→ **Task goal**
All records below are to be repeated exactly, with the pictures left out.

→ **Provided records**
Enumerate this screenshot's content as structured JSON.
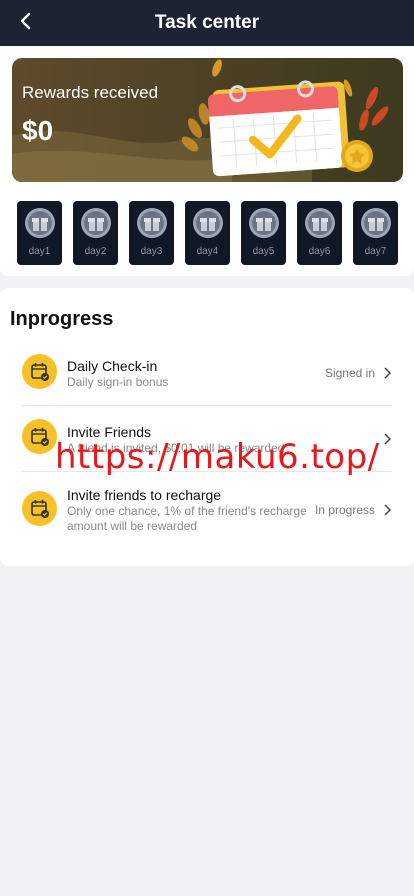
{
  "header": {
    "title": "Task center",
    "back_icon": "chevron-left-icon"
  },
  "rewards": {
    "label": "Rewards received",
    "amount": "$0"
  },
  "checkin_days": [
    {
      "label": "day1"
    },
    {
      "label": "day2"
    },
    {
      "label": "day3"
    },
    {
      "label": "day4"
    },
    {
      "label": "day5"
    },
    {
      "label": "day6"
    },
    {
      "label": "day7"
    }
  ],
  "section": {
    "title": "Inprogress"
  },
  "tasks": [
    {
      "name": "Daily Check-in",
      "desc": "Daily sign-in bonus",
      "status": "Signed in",
      "icon": "calendar-check-icon"
    },
    {
      "name": "Invite Friends",
      "desc": "A friend is invited, $0.01 will be rewarded",
      "status": "",
      "icon": "calendar-check-icon"
    },
    {
      "name": "Invite friends to recharge",
      "desc": "Only one chance, 1% of the friend's recharge amount will be rewarded",
      "status": "In progress",
      "icon": "calendar-check-icon"
    }
  ],
  "watermark": "https://maku6.top/",
  "colors": {
    "header_bg": "#1c2433",
    "accent_yellow": "#f7c026",
    "day_tile_bg": "#101827",
    "watermark": "#e8171b"
  }
}
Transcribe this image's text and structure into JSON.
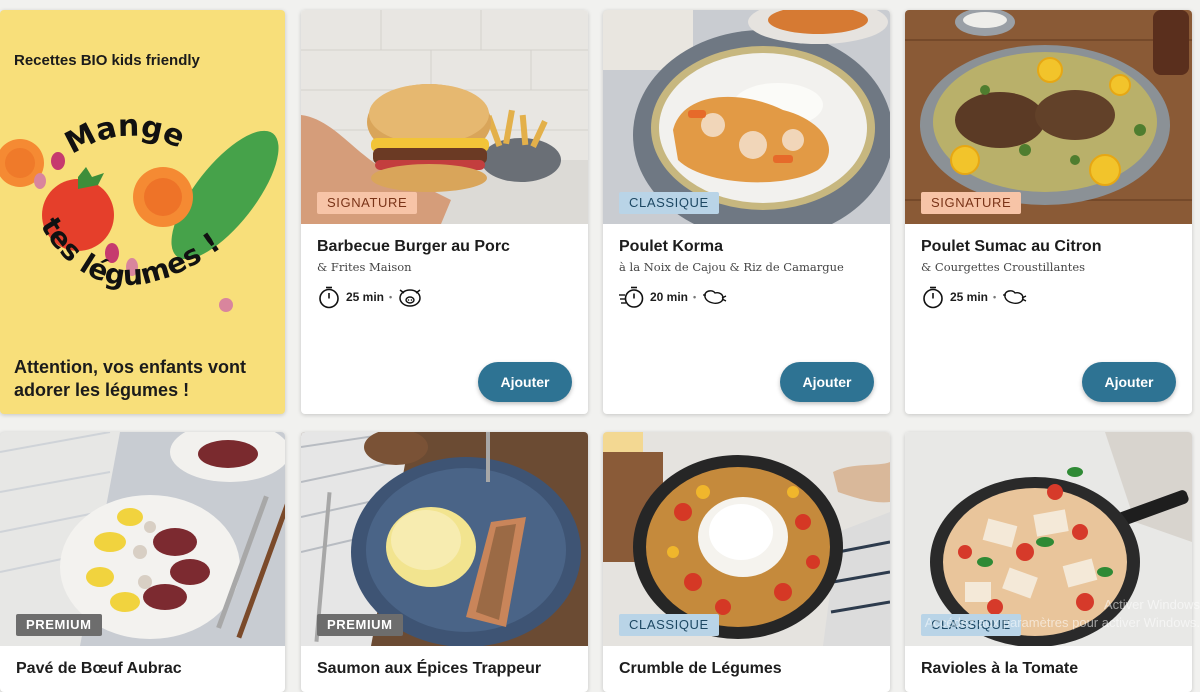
{
  "promo": {
    "kicker": "Recettes BIO kids friendly",
    "logo_line1": "Mange",
    "logo_line2": "tes légumes !",
    "tagline": "Attention, vos enfants vont adorer les légumes !"
  },
  "recipes": [
    {
      "badge": "SIGNATURE",
      "title": "Barbecue Burger au Porc",
      "subtitle": "& Frites Maison",
      "time": "25 min",
      "time_icon": "stopwatch-icon",
      "diet_icon": "pig-icon",
      "button": "Ajouter"
    },
    {
      "badge": "CLASSIQUE",
      "title": "Poulet Korma",
      "subtitle": "à la Noix de Cajou & Riz de Camargue",
      "time": "20 min",
      "time_icon": "fast-stopwatch-icon",
      "diet_icon": "chicken-icon",
      "button": "Ajouter"
    },
    {
      "badge": "SIGNATURE",
      "title": "Poulet Sumac au Citron",
      "subtitle": "& Courgettes Croustillantes",
      "time": "25 min",
      "time_icon": "stopwatch-icon",
      "diet_icon": "chicken-icon",
      "button": "Ajouter"
    },
    {
      "badge": "PREMIUM",
      "title": "Pavé de Bœuf Aubrac"
    },
    {
      "badge": "PREMIUM",
      "title": "Saumon aux Épices Trappeur"
    },
    {
      "badge": "CLASSIQUE",
      "title": "Crumble de Légumes"
    },
    {
      "badge": "CLASSIQUE",
      "title": "Ravioles à la Tomate"
    }
  ],
  "os_watermark": {
    "line1": "Activer Windows",
    "line2": "Accédez aux paramètres pour activer Windows."
  },
  "colors": {
    "accent": "#2e7393",
    "promo_bg": "#f8df7a",
    "signature_badge": "#f7c4a7",
    "classique_badge": "#b9d4e7",
    "premium_badge": "#6d6d6d"
  }
}
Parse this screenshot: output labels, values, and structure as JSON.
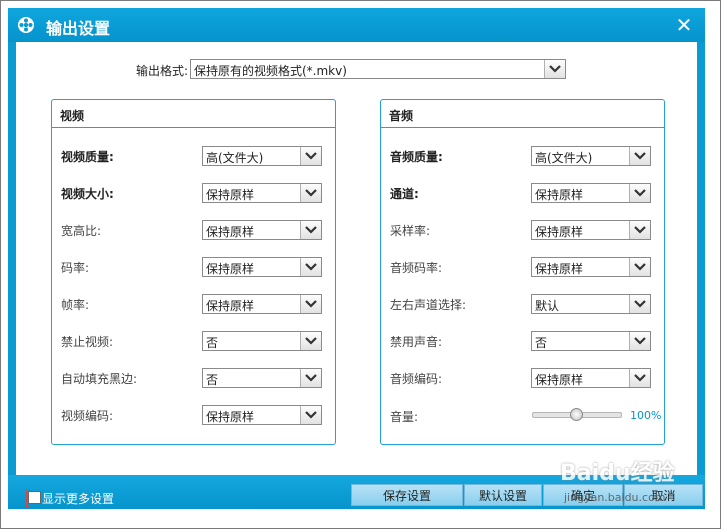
{
  "window": {
    "title": "输出设置",
    "close_glyph": "✕"
  },
  "format": {
    "label": "输出格式:",
    "value": "保持原有的视频格式(*.mkv)"
  },
  "video": {
    "title": "视频",
    "rows": [
      {
        "label": "视频质量:",
        "value": "高(文件大)",
        "bold": true
      },
      {
        "label": "视频大小:",
        "value": "保持原样",
        "bold": true
      },
      {
        "label": "宽高比:",
        "value": "保持原样"
      },
      {
        "label": "码率:",
        "value": "保持原样"
      },
      {
        "label": "帧率:",
        "value": "保持原样"
      },
      {
        "label": "禁止视频:",
        "value": "否"
      },
      {
        "label": "自动填充黑边:",
        "value": "否"
      },
      {
        "label": "视频编码:",
        "value": "保持原样"
      }
    ]
  },
  "audio": {
    "title": "音频",
    "rows": [
      {
        "label": "音频质量:",
        "value": "高(文件大)",
        "bold": true
      },
      {
        "label": "通道:",
        "value": "保持原样",
        "bold": true
      },
      {
        "label": "采样率:",
        "value": "保持原样"
      },
      {
        "label": "音频码率:",
        "value": "保持原样"
      },
      {
        "label": "左右声道选择:",
        "value": "默认"
      },
      {
        "label": "禁用声音:",
        "value": "否"
      },
      {
        "label": "音频编码:",
        "value": "保持原样"
      }
    ],
    "volume_label": "音量:",
    "volume_value": "100%",
    "volume_level": 0.5
  },
  "footer": {
    "more_settings": "显示更多设置",
    "save": "保存设置",
    "default": "默认设置",
    "ok": "确定",
    "cancel": "取消"
  },
  "watermark": {
    "text": "Baidu经验",
    "sub": "jingyan.baidu.com"
  },
  "colors": {
    "accent": "#0a9ad2",
    "group_border": "#23a2d4",
    "button": "#9fd8f2"
  }
}
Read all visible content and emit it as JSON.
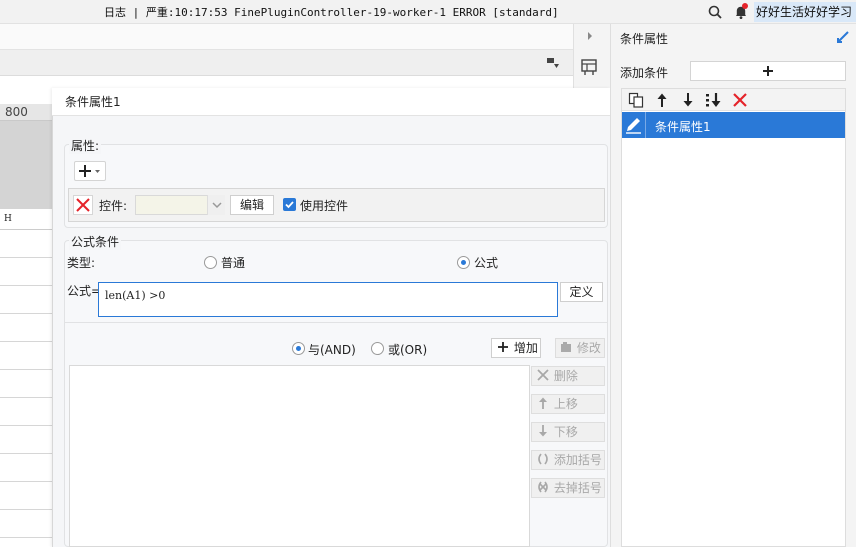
{
  "topbar": {
    "log": "日志 | 严重:10:17:53 FinePluginController-19-worker-1 ERROR [standard]",
    "user_name": "好好生活好好学习"
  },
  "sheet": {
    "ruler_label": "800",
    "column_label": "H"
  },
  "dialog": {
    "title": "条件属性1",
    "property_group": {
      "label": "属性:",
      "control_label": "控件:",
      "edit_button": "编辑",
      "use_control_label": "使用控件",
      "use_control_checked": true
    },
    "formula_group": {
      "label": "公式条件",
      "type_label": "类型:",
      "type_options": [
        "普通",
        "公式"
      ],
      "type_selected": "公式",
      "formula_label": "公式=",
      "formula_value": "len(A1) >0",
      "define_button": "定义",
      "logic_options": [
        "与(AND)",
        "或(OR)"
      ],
      "logic_selected": "与(AND)",
      "add_button": "增加",
      "modify_button": "修改",
      "side_buttons": [
        "删除",
        "上移",
        "下移",
        "添加括号",
        "去掉括号"
      ]
    }
  },
  "right_panel": {
    "title": "条件属性",
    "add_condition_label": "添加条件",
    "items": [
      {
        "label": "条件属性1",
        "selected": true
      }
    ]
  },
  "colors": {
    "accent": "#2a79d7",
    "delete_red": "#e5232a",
    "user_highlight": "#d9e8f8"
  }
}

→ **Answer to this task**
Enumerate this screenshot's content as structured JSON.
{
  "header": {
    "title": "Task center",
    "back_icon": "chevron-left-icon"
  },
  "rewards": {
    "label": "Rewards received",
    "amount": "$0"
  },
  "checkin_days": [
    {
      "label": "day1"
    },
    {
      "label": "day2"
    },
    {
      "label": "day3"
    },
    {
      "label": "day4"
    },
    {
      "label": "day5"
    },
    {
      "label": "day6"
    },
    {
      "label": "day7"
    }
  ],
  "section": {
    "title": "Inprogress"
  },
  "tasks": [
    {
      "name": "Daily Check-in",
      "desc": "Daily sign-in bonus",
      "status": "Signed in",
      "icon": "calendar-check-icon"
    },
    {
      "name": "Invite Friends",
      "desc": "A friend is invited, $0.01 will be rewarded",
      "status": "",
      "icon": "calendar-check-icon"
    },
    {
      "name": "Invite friends to recharge",
      "desc": "Only one chance, 1% of the friend's recharge amount will be rewarded",
      "status": "In progress",
      "icon": "calendar-check-icon"
    }
  ],
  "watermark": "https://maku6.top/",
  "colors": {
    "header_bg": "#1c2433",
    "accent_yellow": "#f7c026",
    "day_tile_bg": "#101827",
    "watermark": "#e8171b"
  }
}
Transcribe this image's text and structure into JSON.
{
  "promo": {
    "kicker": "Recettes BIO kids friendly",
    "logo_line1": "Mange",
    "logo_line2": "tes légumes !",
    "tagline": "Attention, vos enfants vont adorer les légumes !"
  },
  "recipes": [
    {
      "badge": "SIGNATURE",
      "title": "Barbecue Burger au Porc",
      "subtitle": "& Frites Maison",
      "time": "25 min",
      "time_icon": "stopwatch-icon",
      "diet_icon": "pig-icon",
      "button": "Ajouter"
    },
    {
      "badge": "CLASSIQUE",
      "title": "Poulet Korma",
      "subtitle": "à la Noix de Cajou & Riz de Camargue",
      "time": "20 min",
      "time_icon": "fast-stopwatch-icon",
      "diet_icon": "chicken-icon",
      "button": "Ajouter"
    },
    {
      "badge": "SIGNATURE",
      "title": "Poulet Sumac au Citron",
      "subtitle": "& Courgettes Croustillantes",
      "time": "25 min",
      "time_icon": "stopwatch-icon",
      "diet_icon": "chicken-icon",
      "button": "Ajouter"
    },
    {
      "badge": "PREMIUM",
      "title": "Pavé de Bœuf Aubrac"
    },
    {
      "badge": "PREMIUM",
      "title": "Saumon aux Épices Trappeur"
    },
    {
      "badge": "CLASSIQUE",
      "title": "Crumble de Légumes"
    },
    {
      "badge": "CLASSIQUE",
      "title": "Ravioles à la Tomate"
    }
  ],
  "os_watermark": {
    "line1": "Activer Windows",
    "line2": "Accédez aux paramètres pour activer Windows."
  },
  "colors": {
    "accent": "#2e7393",
    "promo_bg": "#f8df7a",
    "signature_badge": "#f7c4a7",
    "classique_badge": "#b9d4e7",
    "premium_badge": "#6d6d6d"
  }
}
Parse this screenshot: output labels, values, and structure as JSON.
{
  "window": {
    "title": "输出设置",
    "close_glyph": "✕"
  },
  "format": {
    "label": "输出格式:",
    "value": "保持原有的视频格式(*.mkv)"
  },
  "video": {
    "title": "视频",
    "rows": [
      {
        "label": "视频质量:",
        "value": "高(文件大)",
        "bold": true
      },
      {
        "label": "视频大小:",
        "value": "保持原样",
        "bold": true
      },
      {
        "label": "宽高比:",
        "value": "保持原样"
      },
      {
        "label": "码率:",
        "value": "保持原样"
      },
      {
        "label": "帧率:",
        "value": "保持原样"
      },
      {
        "label": "禁止视频:",
        "value": "否"
      },
      {
        "label": "自动填充黑边:",
        "value": "否"
      },
      {
        "label": "视频编码:",
        "value": "保持原样"
      }
    ]
  },
  "audio": {
    "title": "音频",
    "rows": [
      {
        "label": "音频质量:",
        "value": "高(文件大)",
        "bold": true
      },
      {
        "label": "通道:",
        "value": "保持原样",
        "bold": true
      },
      {
        "label": "采样率:",
        "value": "保持原样"
      },
      {
        "label": "音频码率:",
        "value": "保持原样"
      },
      {
        "label": "左右声道选择:",
        "value": "默认"
      },
      {
        "label": "禁用声音:",
        "value": "否"
      },
      {
        "label": "音频编码:",
        "value": "保持原样"
      }
    ],
    "volume_label": "音量:",
    "volume_value": "100%",
    "volume_level": 0.5
  },
  "footer": {
    "more_settings": "显示更多设置",
    "save": "保存设置",
    "default": "默认设置",
    "ok": "确定",
    "cancel": "取消"
  },
  "watermark": {
    "text": "Baidu经验",
    "sub": "jingyan.baidu.com"
  },
  "colors": {
    "accent": "#0a9ad2",
    "group_border": "#23a2d4",
    "button": "#9fd8f2"
  }
}
Read all visible content and emit it as JSON.
{
  "topbar": {
    "log": "日志 | 严重:10:17:53 FinePluginController-19-worker-1 ERROR [standard]",
    "user_name": "好好生活好好学习"
  },
  "sheet": {
    "ruler_label": "800",
    "column_label": "H"
  },
  "dialog": {
    "title": "条件属性1",
    "property_group": {
      "label": "属性:",
      "control_label": "控件:",
      "edit_button": "编辑",
      "use_control_label": "使用控件",
      "use_control_checked": true
    },
    "formula_group": {
      "label": "公式条件",
      "type_label": "类型:",
      "type_options": [
        "普通",
        "公式"
      ],
      "type_selected": "公式",
      "formula_label": "公式=",
      "formula_value": "len(A1) >0",
      "define_button": "定义",
      "logic_options": [
        "与(AND)",
        "或(OR)"
      ],
      "logic_selected": "与(AND)",
      "add_button": "增加",
      "modify_button": "修改",
      "side_buttons": [
        "删除",
        "上移",
        "下移",
        "添加括号",
        "去掉括号"
      ]
    }
  },
  "right_panel": {
    "title": "条件属性",
    "add_condition_label": "添加条件",
    "items": [
      {
        "label": "条件属性1",
        "selected": true
      }
    ]
  },
  "colors": {
    "accent": "#2a79d7",
    "delete_red": "#e5232a",
    "user_highlight": "#d9e8f8"
  }
}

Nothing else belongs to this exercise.